Educators in Utah have long enjoyed a great relationship with ESRI, who has provided powerful mapping software to any Utah educator who wanted to use it in their instruction. The vast majority have not heard of ESRI unless they have participated in the summer CMAP or the fall GMAP workshops, but the software they provide to us is the same that city planners, forest service, BLM, even some schools districts use to plan, track and maintain all of the roads, sewer, water, power lines – you name it.
Since, in the past, we have used the same tools that the professionals use, there was a seriously steep learning curve. Most of the learning that was going on was on using the tool, and not the content and location-based experience. This is changing. Rapidly.

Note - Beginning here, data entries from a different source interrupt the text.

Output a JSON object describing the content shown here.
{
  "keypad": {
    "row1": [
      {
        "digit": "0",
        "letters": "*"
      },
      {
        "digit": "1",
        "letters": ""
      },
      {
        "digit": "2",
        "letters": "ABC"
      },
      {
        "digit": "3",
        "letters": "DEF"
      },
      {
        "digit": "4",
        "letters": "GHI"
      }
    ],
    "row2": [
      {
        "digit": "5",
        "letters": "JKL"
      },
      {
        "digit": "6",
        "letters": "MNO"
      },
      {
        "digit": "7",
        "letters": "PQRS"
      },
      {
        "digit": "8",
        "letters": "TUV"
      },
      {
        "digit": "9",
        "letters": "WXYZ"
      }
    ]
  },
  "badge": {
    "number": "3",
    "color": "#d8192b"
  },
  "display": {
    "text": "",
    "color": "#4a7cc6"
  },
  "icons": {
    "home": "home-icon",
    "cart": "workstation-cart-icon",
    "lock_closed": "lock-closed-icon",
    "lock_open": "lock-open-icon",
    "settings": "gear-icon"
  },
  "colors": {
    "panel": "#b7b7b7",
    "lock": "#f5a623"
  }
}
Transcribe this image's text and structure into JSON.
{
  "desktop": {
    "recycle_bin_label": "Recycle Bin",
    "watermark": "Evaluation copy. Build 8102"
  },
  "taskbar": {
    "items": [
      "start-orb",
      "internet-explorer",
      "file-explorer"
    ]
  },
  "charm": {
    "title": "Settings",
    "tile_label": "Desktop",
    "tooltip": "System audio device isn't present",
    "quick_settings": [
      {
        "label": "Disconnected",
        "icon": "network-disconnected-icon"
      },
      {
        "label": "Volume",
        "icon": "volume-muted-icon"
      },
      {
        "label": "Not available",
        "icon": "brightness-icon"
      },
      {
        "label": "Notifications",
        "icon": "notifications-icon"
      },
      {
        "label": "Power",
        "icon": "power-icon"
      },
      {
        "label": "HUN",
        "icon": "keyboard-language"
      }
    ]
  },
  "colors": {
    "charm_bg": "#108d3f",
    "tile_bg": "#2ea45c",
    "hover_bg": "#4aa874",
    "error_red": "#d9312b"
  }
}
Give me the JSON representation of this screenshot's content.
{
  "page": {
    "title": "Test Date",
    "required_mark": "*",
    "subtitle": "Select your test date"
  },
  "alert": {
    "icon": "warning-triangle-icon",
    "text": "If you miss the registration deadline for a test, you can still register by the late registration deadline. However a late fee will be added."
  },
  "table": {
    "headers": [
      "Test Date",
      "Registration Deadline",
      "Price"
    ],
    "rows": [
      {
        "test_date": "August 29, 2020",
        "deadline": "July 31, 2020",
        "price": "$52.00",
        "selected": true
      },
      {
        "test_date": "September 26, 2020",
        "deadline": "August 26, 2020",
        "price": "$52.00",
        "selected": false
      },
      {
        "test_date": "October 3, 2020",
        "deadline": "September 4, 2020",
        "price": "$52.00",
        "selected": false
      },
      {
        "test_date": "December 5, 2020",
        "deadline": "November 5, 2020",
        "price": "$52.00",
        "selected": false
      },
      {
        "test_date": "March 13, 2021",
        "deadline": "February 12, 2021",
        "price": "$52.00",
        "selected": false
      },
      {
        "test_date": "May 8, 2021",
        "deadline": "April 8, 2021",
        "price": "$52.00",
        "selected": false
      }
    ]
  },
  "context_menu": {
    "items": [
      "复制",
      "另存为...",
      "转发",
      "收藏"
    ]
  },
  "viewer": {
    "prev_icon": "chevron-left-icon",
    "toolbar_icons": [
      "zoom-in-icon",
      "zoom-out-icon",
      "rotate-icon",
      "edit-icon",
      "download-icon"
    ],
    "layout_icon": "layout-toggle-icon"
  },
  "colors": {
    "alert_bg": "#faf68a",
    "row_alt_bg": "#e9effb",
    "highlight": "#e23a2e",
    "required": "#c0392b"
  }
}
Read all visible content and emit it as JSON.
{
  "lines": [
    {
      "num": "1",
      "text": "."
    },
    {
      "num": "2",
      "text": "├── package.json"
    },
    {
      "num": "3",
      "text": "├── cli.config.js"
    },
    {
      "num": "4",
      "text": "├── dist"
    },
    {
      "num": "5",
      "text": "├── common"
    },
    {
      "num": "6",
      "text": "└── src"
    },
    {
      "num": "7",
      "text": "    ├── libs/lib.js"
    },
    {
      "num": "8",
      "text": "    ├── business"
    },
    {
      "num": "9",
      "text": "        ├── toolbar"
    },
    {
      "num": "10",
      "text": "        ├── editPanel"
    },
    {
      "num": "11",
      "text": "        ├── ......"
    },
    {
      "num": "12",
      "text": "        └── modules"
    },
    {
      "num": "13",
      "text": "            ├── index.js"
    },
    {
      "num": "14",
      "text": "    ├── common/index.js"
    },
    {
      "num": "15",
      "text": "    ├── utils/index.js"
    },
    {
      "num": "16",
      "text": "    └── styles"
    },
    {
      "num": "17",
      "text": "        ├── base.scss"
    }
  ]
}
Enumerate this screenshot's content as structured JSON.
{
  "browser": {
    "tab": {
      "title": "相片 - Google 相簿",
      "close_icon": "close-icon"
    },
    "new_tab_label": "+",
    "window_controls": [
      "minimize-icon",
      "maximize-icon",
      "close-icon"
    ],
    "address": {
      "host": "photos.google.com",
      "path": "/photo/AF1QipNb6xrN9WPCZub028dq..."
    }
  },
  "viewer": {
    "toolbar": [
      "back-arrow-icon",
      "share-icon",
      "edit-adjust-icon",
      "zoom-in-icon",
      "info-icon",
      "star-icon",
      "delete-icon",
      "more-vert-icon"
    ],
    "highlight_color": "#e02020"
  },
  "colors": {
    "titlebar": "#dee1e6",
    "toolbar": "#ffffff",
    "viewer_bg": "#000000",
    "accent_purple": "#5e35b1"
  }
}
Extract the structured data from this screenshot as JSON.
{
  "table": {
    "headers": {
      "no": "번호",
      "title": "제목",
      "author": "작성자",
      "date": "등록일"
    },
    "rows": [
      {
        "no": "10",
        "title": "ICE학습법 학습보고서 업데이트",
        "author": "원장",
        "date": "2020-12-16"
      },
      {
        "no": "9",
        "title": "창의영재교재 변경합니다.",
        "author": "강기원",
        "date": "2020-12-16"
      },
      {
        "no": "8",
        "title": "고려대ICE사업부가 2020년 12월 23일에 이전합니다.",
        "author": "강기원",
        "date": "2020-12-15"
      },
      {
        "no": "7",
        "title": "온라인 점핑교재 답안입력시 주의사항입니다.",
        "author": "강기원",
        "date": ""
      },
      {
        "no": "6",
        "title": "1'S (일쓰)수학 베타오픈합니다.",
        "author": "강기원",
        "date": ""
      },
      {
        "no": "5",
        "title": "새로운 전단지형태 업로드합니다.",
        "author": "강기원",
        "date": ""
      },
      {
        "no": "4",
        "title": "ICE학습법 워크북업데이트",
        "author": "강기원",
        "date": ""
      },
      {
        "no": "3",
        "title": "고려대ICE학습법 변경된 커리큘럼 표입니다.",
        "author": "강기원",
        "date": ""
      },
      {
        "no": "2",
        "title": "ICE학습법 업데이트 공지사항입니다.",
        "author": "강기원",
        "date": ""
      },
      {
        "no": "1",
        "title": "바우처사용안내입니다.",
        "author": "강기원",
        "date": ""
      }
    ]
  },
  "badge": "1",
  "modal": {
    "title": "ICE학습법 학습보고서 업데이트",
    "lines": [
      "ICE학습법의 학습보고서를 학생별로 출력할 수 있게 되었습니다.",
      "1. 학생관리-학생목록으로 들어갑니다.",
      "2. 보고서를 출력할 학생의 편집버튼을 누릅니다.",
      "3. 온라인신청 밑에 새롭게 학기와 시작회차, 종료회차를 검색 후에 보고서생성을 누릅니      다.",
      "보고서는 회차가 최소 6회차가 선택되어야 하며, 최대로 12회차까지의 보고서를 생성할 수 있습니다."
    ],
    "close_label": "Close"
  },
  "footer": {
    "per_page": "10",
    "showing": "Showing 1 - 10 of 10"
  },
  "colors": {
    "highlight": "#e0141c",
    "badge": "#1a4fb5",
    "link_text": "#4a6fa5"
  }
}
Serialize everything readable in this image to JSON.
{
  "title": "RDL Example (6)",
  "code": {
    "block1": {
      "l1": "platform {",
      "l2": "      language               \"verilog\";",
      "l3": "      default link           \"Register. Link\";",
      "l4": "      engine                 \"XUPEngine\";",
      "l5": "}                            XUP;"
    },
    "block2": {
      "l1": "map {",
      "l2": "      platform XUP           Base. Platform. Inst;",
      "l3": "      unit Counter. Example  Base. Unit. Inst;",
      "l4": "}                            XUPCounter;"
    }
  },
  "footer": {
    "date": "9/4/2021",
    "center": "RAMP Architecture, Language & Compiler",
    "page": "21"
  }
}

ESRI has released some new online tools that are much easier to use and manipulate, and are great for location-based learning, mapping and visualization. There are other desktop and device applications out there now that are also easy to use, free, and actually enable teachers and students to make a map with a few clicks, and gather all of the information needed (location, data, photos, etc.) on one device. No longer is it a requirement to have a dedicated GPS device to do location- and project-based learning – as long as you have access to an iOS device.
I’ll do my best to demo each solution below, and I’ll archive the presentation as a Google Hangout On Air so that you can review the session or share it with a colleague. Let’s get started.
ArcGIS Online: http://www.arcgis.com/home/
ArcGIS Online is a slimmed down version of ArcMap or ArcView – software that used to take a 3-4 GB installation – that is ready to make maps as soon as you get to the home page. Learn more about ArcGIS Online here. A wide array of base maps are available, as well as a wealth of layer-data that you can search for and add to your maps with a few clicks. You can also easily add your own map points in numerous ways:
- by ‘plopping’ points directly into the map
- by importing waypoints and tracks directly from a GPS unit
- or by creating a data sheet of your waypoints, collected data, even photo URL’s in .csv format and importing them into a map.
In addition to making your own maps, you can browse their gallery of pre-made maps, developed by professionals, to help you and your students visualize location-based events and data – like comparing pre- and post-tornado maps in Oklahoma or a map of USA Median Household Income.
You can create a public account here (look for the ‘Create a Public Account’ button on the lower left), but if you’d like to be able to do more with your maps, you can request to become a member of the UEN ArcGIS mapping group.
Have a GPS unit or a set available for your class,? Then you may want to take a look at these free applications. These two applications, for both Mac and PC, will allow you to easily access, view and map waypoints and tracks from your GPS. BaseCamp will also allow you to export out your waypoints and tracks as a .csv file that you can then edit and add data and photo links in a spreadsheet program like Excel, Numbers or as a Google Spreadsheet that you can then save back out as a .csv that can then be added as a new layer in ArcGIS Online. Download Garmin BaseCamp. Download Google Earth.
Don’t have access to GPS units or cameras, but DO have access to a set of iPod Touches, iPads or even your student’s iPhones? Then Tap Forms Lite is your solution for not only mapping, but for any sort of project where data collection is required. You can read the full details on how to use Tap Forms for mapping projects if you are interested.